Process improvement for behavioral health

Blend Levels of Care


Clients are waiting for one level of care when they could join existing treatment groups at any level.


Blend other levels of care with outpatient treatment so that clients can develop therapeutic relationships and familiarity with outpatient clients, therapists, and locations before moving to outpatient care.

Featured Stories

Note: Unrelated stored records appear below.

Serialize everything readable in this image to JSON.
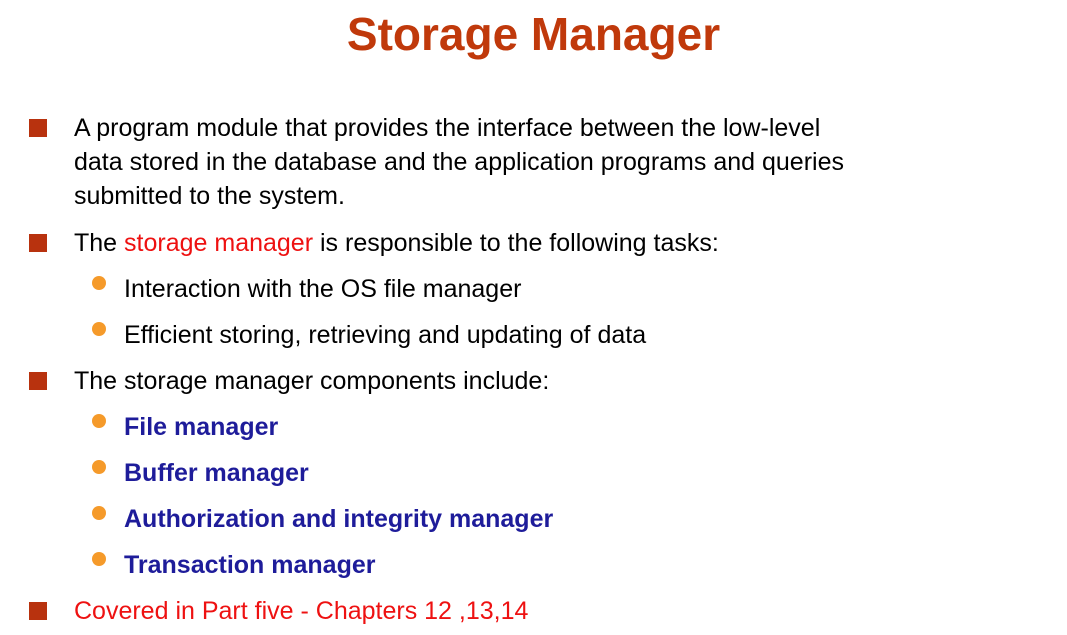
{
  "title": "Storage Manager",
  "colors": {
    "title": "#c0390b",
    "square_bullet": "#b8320e",
    "round_bullet": "#f59a2a",
    "highlight_red": "#ee1111",
    "component_blue": "#1e1c9a"
  },
  "bullets": {
    "b1": {
      "line1": "A program module that provides the interface between the low-level",
      "line2": "data stored in the database and the application programs and queries",
      "line3": "submitted to the system."
    },
    "b2": {
      "prefix": "The ",
      "highlight": "storage manager",
      "suffix": " is responsible to the following tasks:",
      "sub": [
        "Interaction with the OS file manager",
        "Efficient storing, retrieving and updating of data"
      ]
    },
    "b3": {
      "text": "The storage manager components include:",
      "sub": [
        "File manager",
        "Buffer manager",
        "Authorization and integrity manager",
        "Transaction manager"
      ]
    },
    "b4": {
      "text": "Covered in Part five - Chapters 12 ,13,14"
    }
  }
}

STEPS at Liberty Center, in Wooster, Ohio, attained 100 percent continuation rates from residential to outpatient treatment by making transitions seamless, blending outpatient, intensive outpatient, residential, and even pre-release jail clients, in various specialized therapy groups. This also eliminated unnecessary repetition of material. They individualized treatment for clients by having counselors ask clients which area they wanted to address first so that clients could choose and attend groups based on topics of interest, rather than level of care. When clients moved to another level of care they already had therapeutic relationships and familiarity with other clients, therapists, and the location. This change also reduced no-show rates 29 percent, expanded capacity significantly without increasing staff—and the staff loved the changes.

Prairie Ridge Addiction Treatment Services in Mason City, Iowa, increased attendance in the outpatient program by 13 percent by having clients continue with the same counselor and the same peer group instead of just overlapping care with the outpatient counselor prior to leaving residential treatment. They offered residential clients a “menu” of groups that were facilitated by outpatient counselors and included outpatient clients at the outset of treatment. See the case study: Prairie Ridge Smoothing Transitions.

Preferred Family Healthcare in Jefferson City, Missouri, assigned clients to the same counselor as they moved through all levels of care, including detox, residential treatment, and outpatient care.

Lessons Learned

  • Offer topic-based groups with clients from different levels of care.
  • Have clients stay with the same counselor as they move through the levels of care.

Tracking Measures

Cycle Measure

Percentage of referred clients who were admitted

Data Collection Form

Referred Clients Admitted Transition (2)



  • 1. Select one referral source.
  • 2. Identify a group that will include clients in different levels of care.
  • 3. Collect baseline data for two weeks to track the percentage of referred clients who were admitted.


  • 4. Offer this group to a limited number of clients for the next four weeks.
  • 5. For the clients who attended the combined group, track and calculate the percentage of referred clients who were admitted.


  • 6. Check the fidelity of the change. Was the change implemented as planned?
  • 7. Evaluate the change:
    • What feedback did clients offer about the group?
    • For the clients included in the new group, did the percentage of referred clients who were admitted increase?


  • 8. If this change was an improvement:
    • Adopt this change or adapt it for more improvement and re-test it. Make the blended group available to all clients.
    • Document the processes that resulted in an improvement so that you can continue to use them efficiently.
    • Test other, related promising practices that apply to your setting.

    If this change was not an improvement and you cannot make it work, abandon this practice and test other promising practices that might be more successful in your setting.